Second Prize in the
Cardboard Speed Challenge
19 days ago
I am thinking that the flat nose massively increases drag and thereby reduces perfomance. How about a nose cone of some kind, even just for flying, perhaps removable for display ?
Reply 19 days ago
You are correct! The flat nose is aerodynamically impractical. It's not as terrible as I expected, though. Perhaps that has to do with the small size of this design (only 17 cm long). As a bonus, the flat nose holds up well to impacts!
19 days ago
Nice project! I'll definitely give it a try later
22 days ago on Step 4
Can you give some example of "food or beverage packaging" cardboard that would work for the wings? Would the cardboard from a cereal box work?
Reply 22 days ago

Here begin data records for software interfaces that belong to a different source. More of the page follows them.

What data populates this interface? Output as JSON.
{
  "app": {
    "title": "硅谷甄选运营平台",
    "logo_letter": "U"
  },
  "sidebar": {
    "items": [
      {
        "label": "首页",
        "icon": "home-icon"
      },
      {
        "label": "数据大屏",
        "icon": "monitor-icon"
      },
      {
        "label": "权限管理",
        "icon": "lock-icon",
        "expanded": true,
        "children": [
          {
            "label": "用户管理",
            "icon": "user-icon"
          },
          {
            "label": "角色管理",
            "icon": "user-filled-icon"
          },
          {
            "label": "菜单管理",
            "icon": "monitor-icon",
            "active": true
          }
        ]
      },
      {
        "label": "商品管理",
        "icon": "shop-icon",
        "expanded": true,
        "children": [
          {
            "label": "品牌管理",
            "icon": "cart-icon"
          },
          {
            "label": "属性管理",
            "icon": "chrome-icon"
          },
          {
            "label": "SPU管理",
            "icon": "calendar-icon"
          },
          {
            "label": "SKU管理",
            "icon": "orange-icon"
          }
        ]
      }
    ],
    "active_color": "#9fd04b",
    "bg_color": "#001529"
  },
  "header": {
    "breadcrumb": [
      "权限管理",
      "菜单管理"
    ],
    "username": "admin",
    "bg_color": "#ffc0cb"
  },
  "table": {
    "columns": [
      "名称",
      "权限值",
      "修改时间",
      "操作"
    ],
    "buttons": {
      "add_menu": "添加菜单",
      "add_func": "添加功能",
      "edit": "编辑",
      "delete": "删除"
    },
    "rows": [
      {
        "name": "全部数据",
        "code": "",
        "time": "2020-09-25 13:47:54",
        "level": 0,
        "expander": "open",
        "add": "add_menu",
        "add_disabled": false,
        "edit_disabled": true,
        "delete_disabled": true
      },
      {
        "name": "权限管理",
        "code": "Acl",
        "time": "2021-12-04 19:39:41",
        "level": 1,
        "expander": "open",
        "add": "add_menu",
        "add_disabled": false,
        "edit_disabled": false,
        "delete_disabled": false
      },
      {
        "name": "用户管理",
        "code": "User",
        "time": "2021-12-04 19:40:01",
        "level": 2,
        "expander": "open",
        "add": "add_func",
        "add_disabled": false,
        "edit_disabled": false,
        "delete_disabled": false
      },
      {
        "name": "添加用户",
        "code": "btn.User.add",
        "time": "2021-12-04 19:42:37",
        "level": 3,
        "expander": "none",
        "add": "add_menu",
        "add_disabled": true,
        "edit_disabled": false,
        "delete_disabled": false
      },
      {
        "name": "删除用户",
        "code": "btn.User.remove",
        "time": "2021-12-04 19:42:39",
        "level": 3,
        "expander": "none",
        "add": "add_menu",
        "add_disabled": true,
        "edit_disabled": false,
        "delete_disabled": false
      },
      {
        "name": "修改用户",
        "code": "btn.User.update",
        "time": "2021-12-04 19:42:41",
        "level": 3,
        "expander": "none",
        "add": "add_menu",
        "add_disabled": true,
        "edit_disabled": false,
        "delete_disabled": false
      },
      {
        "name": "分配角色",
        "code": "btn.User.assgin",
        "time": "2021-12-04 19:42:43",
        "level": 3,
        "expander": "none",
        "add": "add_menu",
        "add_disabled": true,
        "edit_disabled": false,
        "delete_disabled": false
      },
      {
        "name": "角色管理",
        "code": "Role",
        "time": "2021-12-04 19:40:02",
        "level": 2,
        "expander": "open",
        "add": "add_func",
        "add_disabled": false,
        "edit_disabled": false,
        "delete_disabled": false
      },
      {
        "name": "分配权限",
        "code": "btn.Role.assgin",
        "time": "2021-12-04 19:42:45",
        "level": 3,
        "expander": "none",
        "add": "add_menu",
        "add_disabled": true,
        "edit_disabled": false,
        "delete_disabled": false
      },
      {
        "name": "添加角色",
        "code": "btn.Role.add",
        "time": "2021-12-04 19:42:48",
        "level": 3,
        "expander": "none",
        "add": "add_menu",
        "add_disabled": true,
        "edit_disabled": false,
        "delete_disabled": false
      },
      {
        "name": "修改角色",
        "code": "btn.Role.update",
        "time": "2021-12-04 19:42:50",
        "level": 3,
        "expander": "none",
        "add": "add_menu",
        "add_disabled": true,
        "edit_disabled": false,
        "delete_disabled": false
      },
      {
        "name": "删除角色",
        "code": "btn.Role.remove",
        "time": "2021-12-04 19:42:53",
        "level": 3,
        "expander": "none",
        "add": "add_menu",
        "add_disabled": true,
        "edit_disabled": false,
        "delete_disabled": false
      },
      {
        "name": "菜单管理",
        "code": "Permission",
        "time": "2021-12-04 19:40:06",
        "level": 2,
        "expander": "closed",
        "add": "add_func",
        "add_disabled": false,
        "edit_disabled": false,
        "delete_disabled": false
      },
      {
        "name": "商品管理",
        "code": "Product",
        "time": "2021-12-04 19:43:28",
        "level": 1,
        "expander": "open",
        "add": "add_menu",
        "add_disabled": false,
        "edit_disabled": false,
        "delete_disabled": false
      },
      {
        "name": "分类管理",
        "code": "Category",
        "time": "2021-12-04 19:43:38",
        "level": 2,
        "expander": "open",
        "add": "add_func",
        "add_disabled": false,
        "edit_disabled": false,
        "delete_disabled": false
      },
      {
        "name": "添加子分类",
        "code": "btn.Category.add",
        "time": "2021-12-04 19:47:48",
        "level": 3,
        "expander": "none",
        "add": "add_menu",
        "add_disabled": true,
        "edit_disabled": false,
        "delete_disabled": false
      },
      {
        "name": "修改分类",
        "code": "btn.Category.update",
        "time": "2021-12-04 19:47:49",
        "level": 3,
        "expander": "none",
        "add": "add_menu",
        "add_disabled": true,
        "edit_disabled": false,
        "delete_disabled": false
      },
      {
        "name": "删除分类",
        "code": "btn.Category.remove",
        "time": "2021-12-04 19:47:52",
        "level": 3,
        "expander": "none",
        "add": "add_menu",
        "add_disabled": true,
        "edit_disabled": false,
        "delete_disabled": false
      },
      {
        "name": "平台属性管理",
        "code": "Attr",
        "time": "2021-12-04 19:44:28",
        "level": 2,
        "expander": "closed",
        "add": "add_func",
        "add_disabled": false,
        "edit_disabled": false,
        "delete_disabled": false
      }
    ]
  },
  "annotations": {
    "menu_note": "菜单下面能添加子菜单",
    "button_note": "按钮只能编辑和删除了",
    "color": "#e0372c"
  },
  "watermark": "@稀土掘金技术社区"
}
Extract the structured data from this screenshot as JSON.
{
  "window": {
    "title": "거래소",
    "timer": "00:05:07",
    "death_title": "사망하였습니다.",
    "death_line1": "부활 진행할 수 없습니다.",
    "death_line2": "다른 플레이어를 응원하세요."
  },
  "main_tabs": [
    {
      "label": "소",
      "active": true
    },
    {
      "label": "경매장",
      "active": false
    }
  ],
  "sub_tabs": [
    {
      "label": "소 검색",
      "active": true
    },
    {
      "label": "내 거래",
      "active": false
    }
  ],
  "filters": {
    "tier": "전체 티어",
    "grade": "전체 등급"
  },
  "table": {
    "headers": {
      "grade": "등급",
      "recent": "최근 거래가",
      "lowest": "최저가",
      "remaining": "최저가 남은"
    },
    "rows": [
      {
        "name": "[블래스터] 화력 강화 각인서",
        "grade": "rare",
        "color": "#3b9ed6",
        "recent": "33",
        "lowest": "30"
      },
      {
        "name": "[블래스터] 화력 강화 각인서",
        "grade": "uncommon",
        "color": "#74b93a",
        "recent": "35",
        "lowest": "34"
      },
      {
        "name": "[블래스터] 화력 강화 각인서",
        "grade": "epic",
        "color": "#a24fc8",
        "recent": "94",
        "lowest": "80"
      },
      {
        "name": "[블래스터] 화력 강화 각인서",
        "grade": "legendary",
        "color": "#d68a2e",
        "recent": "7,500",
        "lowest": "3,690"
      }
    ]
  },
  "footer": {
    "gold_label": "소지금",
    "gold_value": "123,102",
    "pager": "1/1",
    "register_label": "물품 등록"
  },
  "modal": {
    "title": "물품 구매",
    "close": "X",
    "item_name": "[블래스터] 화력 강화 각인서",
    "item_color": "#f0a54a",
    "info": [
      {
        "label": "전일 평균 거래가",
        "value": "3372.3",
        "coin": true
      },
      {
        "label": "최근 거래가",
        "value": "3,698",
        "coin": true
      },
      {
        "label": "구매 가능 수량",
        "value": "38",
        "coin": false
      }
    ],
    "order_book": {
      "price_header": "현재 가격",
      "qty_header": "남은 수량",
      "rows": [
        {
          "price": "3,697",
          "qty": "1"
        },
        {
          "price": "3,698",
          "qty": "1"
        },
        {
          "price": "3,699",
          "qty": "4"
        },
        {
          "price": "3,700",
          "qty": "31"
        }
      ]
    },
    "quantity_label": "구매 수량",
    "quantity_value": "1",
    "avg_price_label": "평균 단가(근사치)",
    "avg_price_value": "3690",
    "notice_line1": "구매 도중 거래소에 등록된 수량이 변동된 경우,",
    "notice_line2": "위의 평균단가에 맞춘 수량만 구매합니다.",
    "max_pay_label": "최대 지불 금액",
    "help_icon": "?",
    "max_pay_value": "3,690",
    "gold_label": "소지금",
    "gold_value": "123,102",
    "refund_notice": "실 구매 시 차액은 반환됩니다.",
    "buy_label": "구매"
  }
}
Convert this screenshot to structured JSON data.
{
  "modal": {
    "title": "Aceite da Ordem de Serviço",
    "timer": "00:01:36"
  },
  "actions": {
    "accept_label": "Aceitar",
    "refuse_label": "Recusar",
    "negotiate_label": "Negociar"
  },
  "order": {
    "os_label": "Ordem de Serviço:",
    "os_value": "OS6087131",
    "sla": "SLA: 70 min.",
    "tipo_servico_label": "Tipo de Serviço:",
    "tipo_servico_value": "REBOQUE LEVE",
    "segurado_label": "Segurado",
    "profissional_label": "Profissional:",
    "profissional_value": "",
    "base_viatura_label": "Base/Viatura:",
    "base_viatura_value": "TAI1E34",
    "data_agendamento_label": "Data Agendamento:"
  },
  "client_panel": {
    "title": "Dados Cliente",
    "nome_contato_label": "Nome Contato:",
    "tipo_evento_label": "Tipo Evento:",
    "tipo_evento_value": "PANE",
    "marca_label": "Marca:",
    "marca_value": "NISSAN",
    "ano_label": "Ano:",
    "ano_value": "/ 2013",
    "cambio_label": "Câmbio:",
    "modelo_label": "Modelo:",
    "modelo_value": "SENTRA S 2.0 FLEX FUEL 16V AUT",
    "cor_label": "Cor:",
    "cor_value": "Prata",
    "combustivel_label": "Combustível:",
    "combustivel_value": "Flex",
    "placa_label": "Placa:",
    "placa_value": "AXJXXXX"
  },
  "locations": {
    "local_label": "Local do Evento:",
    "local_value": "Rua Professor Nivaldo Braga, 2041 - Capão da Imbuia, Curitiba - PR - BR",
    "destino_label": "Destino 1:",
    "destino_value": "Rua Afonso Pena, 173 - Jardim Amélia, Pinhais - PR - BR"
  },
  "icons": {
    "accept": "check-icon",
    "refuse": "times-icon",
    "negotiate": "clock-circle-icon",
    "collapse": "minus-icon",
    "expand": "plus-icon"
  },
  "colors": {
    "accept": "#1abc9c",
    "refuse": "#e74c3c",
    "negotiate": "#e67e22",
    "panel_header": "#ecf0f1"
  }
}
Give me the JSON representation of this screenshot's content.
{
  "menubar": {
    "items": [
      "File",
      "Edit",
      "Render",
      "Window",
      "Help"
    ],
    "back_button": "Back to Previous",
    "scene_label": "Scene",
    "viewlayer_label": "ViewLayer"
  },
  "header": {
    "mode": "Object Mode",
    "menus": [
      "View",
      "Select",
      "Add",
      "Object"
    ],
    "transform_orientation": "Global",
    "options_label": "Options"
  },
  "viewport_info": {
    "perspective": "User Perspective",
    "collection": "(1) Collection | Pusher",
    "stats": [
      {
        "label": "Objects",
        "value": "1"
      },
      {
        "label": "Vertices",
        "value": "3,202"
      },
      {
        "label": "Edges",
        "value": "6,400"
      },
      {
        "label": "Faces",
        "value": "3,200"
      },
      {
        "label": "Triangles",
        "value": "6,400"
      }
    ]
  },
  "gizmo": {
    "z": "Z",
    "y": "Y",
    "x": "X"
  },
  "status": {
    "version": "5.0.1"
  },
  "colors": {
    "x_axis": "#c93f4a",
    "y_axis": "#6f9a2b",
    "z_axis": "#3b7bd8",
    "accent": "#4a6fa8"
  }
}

Thanks for the question. The non-corrugated cardboard (aka chipboard) is for the interior reinforcement and some bits on the exterior, such as the windscreen frame. The wings are made from an old file folder. I usually use pasta boxes, six-pack boxes, backs of notepads, or 12"x12" chipboard sheets from a craft store. Cereal boxes are sometimes too thin.
24 days ago
I love reading and looking at these designs of yours and more importantly your suggestions for getting them to fly right.
This one is very different from most of your designs and it sounds like you still want to tinker with it - have you considered making it a high wing design to make it even more 'old timey'?
Reply 24 days ago
Thanks, TedWiz. The encouragement means a lot to me. ... You're right about the high wing. The prototype, in fact, had a parasol wing! But parasol wings don't fly well, in my experience (too much of a pendulum effect, I think). If I make a YouTube video to accompany this Instructable, I will include a version with a high wing. Thanks!
Reply 24 days ago
That's a bit of a surprise - did you try flattening the dihedral? Most high wingers have a very little to none- a flat wing.
Reply 23 days ago
I'll try that. This one is very dihedrally!